3.5 Mailing lists
Mailing lists are groups of users who have some interest in common, for example they may all be network professionals. Such a list is used by organisations or individuals to inform the members of topics of interest to them. For example, my local cinema has a mailing list of cinema goers who have bought season tickets. It emails everyone on the list with the titles of those films which are to be shown in the coming week and notifies them of any special ticket offers. While there are many uses for mailing lists within companies there are also plenty of uses in e-commerce. For example, a mailing list can be used to inform current customers of any new products or services that are being offered. Most mailing lists are automatically maintained by specialised software. Such software allows someone to subscribe to a mailing list or drop out of a mailing list by just sending a simple email message to the software; for example, often all that is needed to subscribe to a mailing list is a single line email containing the message

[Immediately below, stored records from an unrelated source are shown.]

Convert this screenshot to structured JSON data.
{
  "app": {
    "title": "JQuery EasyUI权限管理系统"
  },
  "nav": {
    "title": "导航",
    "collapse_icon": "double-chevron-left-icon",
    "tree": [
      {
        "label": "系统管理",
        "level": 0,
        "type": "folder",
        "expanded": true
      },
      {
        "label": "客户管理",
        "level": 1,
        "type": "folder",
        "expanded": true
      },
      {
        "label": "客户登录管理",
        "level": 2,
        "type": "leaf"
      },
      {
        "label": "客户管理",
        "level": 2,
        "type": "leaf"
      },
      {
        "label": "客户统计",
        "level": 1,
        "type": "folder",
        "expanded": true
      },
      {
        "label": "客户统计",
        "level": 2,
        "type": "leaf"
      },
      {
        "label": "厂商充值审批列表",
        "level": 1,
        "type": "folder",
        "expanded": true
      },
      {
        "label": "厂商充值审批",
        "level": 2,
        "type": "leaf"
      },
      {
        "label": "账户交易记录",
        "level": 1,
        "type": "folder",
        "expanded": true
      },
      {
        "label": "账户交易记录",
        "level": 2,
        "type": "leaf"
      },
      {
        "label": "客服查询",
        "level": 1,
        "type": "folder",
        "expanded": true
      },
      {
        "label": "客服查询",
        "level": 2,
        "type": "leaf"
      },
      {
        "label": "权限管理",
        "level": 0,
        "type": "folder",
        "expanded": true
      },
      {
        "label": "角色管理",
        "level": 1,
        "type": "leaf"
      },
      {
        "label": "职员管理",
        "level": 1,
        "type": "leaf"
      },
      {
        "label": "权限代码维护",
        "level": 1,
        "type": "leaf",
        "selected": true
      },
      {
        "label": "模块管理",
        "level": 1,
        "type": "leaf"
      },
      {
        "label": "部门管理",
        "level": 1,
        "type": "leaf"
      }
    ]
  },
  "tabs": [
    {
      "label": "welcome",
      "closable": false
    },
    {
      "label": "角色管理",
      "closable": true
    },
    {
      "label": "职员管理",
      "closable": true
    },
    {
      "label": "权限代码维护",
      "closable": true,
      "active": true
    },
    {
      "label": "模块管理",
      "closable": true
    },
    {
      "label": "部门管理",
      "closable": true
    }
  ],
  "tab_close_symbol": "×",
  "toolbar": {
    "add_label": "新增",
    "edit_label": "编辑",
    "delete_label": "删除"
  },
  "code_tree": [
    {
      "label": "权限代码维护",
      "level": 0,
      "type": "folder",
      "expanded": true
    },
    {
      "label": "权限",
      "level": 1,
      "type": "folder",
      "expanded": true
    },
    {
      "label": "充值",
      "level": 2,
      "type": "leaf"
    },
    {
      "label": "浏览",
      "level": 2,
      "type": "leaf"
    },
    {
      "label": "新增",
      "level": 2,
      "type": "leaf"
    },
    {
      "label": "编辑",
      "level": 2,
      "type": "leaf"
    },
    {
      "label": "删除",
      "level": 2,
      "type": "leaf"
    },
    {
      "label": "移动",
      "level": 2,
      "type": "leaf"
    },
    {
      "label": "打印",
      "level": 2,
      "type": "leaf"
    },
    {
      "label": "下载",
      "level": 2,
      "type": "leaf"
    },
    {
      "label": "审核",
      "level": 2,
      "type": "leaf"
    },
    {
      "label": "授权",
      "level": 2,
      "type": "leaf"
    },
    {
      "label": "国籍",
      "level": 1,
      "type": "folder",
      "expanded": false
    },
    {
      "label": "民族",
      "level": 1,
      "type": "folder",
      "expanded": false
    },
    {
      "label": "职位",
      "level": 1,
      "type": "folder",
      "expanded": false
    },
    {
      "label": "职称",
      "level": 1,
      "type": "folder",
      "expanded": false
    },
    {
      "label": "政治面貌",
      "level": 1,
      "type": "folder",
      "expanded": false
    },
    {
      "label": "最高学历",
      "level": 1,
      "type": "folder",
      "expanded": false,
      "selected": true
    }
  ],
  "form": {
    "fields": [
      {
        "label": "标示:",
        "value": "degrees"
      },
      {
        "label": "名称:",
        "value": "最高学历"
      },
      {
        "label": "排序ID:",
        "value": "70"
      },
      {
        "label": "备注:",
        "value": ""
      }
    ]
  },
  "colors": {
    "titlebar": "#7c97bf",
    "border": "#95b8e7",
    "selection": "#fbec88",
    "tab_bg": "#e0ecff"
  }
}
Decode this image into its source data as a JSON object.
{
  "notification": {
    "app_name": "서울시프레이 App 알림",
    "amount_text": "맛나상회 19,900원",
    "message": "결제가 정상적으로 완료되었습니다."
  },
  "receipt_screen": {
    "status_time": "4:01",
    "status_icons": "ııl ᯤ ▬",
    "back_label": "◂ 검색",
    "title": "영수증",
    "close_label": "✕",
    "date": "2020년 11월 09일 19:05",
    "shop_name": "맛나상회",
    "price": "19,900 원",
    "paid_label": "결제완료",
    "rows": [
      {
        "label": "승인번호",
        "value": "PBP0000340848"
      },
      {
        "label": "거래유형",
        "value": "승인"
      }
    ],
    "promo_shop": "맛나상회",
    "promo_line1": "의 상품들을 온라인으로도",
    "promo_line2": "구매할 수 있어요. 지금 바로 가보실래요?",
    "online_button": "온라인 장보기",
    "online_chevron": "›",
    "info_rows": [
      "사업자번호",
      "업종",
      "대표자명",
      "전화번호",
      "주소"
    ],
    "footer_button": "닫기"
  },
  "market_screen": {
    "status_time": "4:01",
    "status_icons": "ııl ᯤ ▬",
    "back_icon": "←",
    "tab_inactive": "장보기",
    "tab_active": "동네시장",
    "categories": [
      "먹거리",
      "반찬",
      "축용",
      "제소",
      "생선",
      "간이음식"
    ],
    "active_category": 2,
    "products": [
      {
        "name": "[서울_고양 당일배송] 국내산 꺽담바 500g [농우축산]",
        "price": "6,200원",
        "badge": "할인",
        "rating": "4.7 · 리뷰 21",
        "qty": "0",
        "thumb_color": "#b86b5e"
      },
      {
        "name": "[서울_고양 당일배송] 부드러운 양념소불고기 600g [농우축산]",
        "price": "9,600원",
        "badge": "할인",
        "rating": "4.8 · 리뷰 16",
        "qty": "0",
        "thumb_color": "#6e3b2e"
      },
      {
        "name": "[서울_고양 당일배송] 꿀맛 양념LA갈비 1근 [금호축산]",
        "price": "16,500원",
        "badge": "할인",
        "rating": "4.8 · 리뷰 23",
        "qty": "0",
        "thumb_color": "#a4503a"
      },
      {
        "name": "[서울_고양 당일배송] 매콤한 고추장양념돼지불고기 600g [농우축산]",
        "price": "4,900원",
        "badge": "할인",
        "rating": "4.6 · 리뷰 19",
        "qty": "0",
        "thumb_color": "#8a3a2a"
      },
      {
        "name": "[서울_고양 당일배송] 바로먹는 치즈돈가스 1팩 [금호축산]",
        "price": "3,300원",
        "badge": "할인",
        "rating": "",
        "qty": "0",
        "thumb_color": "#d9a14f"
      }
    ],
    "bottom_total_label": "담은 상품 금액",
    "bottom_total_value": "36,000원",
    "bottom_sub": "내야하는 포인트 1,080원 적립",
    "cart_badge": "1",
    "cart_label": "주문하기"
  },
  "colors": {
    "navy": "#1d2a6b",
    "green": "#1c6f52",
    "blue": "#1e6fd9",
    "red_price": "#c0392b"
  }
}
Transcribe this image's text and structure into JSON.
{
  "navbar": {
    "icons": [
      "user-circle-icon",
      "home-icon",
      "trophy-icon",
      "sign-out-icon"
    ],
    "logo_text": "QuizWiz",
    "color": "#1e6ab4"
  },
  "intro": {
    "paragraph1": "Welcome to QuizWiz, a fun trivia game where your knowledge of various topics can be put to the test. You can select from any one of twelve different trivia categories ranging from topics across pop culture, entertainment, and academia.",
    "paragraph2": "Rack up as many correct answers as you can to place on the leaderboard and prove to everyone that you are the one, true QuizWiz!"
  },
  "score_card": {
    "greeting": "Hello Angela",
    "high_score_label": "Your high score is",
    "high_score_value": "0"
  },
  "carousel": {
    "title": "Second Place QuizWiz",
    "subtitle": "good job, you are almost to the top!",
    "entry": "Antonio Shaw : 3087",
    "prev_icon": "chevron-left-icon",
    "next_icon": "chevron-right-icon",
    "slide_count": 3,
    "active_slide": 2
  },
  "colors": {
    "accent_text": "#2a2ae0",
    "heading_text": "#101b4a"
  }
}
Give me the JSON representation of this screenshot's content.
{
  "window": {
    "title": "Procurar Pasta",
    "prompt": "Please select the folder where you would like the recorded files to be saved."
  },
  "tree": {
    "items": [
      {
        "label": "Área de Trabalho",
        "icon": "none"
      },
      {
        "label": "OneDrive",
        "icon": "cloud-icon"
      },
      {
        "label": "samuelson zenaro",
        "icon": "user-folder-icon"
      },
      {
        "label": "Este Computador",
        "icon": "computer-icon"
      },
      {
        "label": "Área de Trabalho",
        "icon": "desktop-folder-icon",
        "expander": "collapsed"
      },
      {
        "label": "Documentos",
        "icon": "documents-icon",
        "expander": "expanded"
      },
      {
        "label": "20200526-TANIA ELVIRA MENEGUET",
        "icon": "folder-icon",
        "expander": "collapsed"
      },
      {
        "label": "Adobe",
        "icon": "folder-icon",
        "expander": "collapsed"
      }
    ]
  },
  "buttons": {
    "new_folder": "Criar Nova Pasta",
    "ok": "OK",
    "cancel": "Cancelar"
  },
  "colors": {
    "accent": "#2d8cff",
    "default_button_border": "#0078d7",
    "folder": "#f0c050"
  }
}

This will result in the user who sent the email being added to the list of users associated with the mailing list.
This course is about the technical processes that are involved in the development of e-commerce and e-business systems. However, it is worth saying in passing that e-commerce and e-business applications seem to be radically changing the face of business. Probably the best chronicler of these changes is Kevin Kelly, one of the founders of Wired magazine. His most infiuential work is New Rules for the New Economy published by Fourth Estate. In this book he shows how e-commerce and e-business have overturned many of the conventional laws and rules about business. For example, he shows how companies can make huge profits by giving away free products, such as operating systems and browsers, with the profit being made from hardware, support software and services.